### What the exercise asks
Every line below that holds "html" must be copied.

(Beginning of Supplied material)

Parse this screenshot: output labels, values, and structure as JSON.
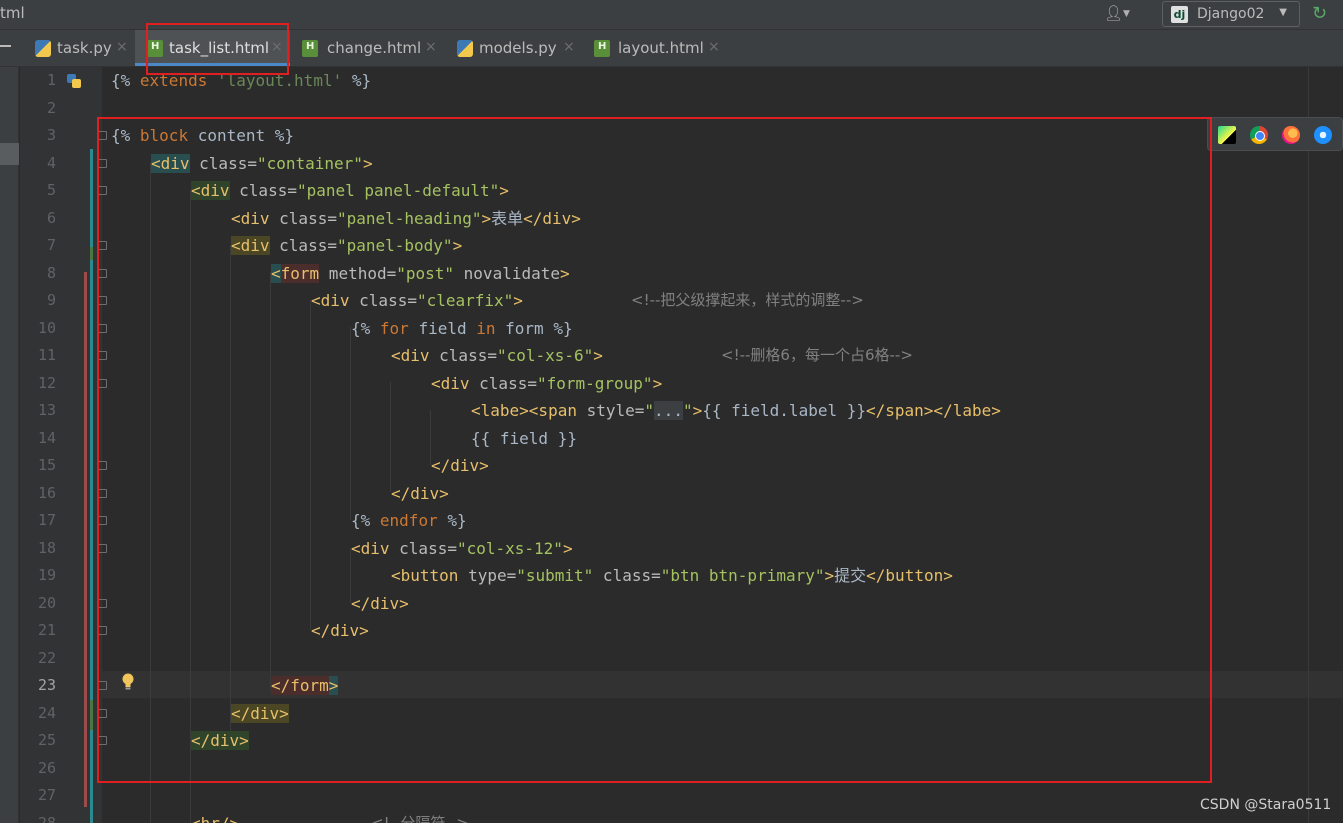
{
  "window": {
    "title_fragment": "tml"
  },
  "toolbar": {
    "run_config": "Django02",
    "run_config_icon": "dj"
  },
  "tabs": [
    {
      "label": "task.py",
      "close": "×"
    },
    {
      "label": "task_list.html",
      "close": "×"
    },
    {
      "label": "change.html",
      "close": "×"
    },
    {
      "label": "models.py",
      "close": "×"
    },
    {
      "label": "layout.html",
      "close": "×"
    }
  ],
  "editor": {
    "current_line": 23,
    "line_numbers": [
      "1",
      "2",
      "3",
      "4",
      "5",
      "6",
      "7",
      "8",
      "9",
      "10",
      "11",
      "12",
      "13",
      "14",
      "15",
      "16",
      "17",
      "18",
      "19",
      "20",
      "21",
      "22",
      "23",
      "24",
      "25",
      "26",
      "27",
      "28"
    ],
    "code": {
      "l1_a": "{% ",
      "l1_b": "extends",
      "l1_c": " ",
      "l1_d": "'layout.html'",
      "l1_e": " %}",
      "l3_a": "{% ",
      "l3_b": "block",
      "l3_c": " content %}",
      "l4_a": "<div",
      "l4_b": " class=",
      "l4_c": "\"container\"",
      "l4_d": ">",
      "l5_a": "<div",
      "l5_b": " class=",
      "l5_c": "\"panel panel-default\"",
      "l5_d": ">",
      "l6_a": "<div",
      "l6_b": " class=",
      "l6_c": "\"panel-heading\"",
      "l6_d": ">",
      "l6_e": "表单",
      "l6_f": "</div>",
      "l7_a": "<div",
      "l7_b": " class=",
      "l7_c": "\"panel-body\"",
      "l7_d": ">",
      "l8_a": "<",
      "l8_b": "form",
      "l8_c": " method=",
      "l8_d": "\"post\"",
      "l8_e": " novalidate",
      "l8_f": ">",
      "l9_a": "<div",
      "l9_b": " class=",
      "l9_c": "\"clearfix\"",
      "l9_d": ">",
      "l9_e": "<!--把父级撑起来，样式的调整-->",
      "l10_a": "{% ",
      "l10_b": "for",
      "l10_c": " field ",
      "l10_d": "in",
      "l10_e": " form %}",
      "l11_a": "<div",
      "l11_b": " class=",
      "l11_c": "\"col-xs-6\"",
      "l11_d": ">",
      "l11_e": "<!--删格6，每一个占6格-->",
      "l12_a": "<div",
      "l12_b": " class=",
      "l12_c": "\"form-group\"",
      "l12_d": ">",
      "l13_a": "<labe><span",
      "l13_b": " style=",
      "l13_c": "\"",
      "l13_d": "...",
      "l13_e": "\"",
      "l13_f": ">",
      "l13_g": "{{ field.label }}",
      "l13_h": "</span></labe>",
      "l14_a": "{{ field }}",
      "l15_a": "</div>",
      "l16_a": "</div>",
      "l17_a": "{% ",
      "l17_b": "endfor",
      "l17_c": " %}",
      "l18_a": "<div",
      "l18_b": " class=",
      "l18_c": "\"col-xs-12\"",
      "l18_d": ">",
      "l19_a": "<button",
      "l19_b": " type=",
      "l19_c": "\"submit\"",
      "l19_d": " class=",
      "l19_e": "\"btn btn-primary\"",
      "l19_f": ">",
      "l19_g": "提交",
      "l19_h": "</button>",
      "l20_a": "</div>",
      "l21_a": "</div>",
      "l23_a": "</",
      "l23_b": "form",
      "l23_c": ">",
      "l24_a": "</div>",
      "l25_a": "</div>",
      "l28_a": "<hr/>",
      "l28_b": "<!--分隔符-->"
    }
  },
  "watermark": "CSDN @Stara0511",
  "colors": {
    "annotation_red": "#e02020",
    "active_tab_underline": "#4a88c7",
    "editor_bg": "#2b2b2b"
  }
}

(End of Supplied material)
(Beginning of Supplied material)

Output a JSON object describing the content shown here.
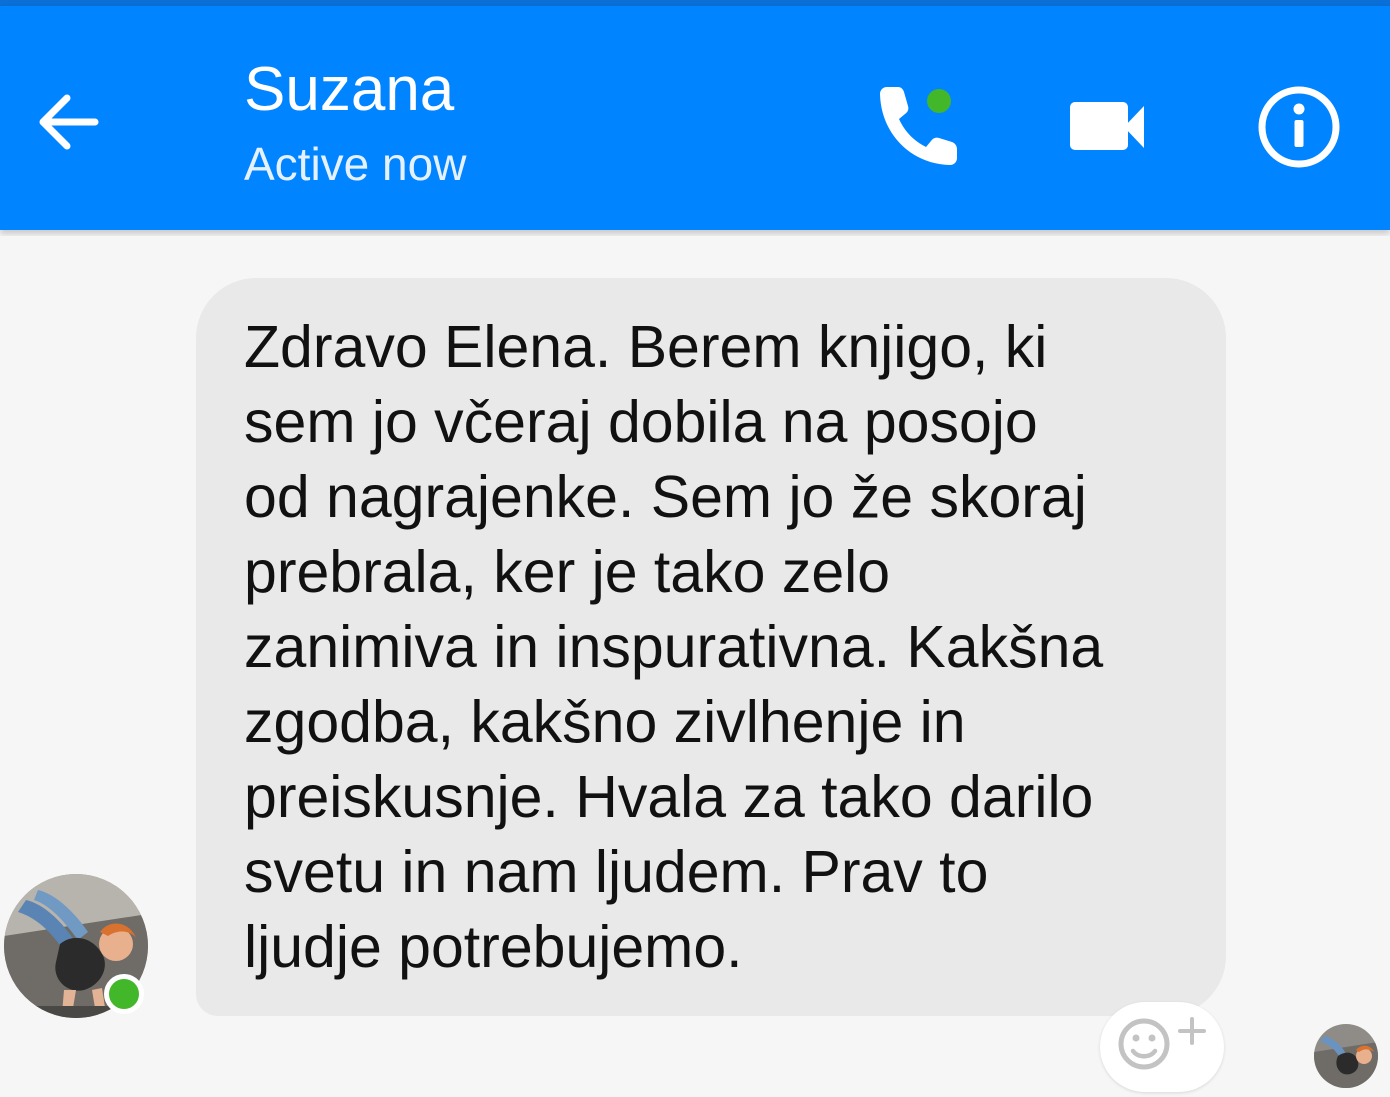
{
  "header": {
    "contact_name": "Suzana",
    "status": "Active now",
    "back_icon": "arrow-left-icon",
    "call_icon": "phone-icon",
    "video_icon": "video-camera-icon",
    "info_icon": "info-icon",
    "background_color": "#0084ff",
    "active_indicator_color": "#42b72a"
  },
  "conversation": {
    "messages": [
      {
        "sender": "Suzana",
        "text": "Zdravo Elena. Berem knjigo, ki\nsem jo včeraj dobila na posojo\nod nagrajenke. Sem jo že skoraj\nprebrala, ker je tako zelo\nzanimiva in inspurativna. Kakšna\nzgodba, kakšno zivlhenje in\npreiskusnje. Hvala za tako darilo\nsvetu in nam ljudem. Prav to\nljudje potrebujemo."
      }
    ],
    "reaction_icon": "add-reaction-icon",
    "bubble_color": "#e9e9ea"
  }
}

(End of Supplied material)

### Solution to this problem
      "label": "task_list.html",
      "label": "change.html",
      "label": "layout.html",
      "l1_d": "'layout.html'",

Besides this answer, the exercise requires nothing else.